• [WORK ITEM]:
In the entries below, count the lines holding "created". Reply with the number only.

• [DATA PROVIDED]:
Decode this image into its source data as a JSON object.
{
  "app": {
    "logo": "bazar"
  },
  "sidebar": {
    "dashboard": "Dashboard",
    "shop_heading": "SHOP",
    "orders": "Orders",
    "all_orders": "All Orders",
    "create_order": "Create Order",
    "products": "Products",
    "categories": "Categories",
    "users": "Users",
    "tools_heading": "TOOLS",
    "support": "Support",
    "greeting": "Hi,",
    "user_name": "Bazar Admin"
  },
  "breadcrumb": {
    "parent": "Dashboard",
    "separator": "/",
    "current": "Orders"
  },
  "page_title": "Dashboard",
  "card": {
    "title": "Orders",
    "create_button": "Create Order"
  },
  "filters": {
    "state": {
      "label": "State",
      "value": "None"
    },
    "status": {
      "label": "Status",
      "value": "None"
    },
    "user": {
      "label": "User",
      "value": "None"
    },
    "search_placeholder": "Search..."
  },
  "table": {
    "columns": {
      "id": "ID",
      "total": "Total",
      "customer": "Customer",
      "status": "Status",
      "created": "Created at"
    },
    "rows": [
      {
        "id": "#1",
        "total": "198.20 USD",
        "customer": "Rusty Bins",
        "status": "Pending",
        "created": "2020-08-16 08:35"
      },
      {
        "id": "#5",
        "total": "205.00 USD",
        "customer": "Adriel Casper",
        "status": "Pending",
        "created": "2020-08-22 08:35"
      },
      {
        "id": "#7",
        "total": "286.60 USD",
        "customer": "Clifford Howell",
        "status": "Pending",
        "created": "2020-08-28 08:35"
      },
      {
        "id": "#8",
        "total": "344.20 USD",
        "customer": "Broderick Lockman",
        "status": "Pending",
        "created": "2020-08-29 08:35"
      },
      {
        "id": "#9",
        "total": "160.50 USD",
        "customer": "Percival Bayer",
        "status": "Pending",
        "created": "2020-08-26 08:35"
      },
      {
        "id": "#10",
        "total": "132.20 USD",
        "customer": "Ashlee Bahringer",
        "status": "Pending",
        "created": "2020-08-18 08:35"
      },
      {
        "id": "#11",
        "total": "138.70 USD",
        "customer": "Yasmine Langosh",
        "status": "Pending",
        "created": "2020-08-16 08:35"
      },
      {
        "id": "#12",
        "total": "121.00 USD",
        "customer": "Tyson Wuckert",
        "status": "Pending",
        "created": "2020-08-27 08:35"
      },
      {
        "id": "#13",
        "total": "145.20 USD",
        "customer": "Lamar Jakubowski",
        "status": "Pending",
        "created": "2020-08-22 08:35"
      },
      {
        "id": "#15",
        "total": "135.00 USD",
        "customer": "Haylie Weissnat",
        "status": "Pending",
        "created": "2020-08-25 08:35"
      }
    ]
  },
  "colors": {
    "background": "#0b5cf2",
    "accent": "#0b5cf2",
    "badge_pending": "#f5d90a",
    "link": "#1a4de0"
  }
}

• [TASK RESPONSE]:
11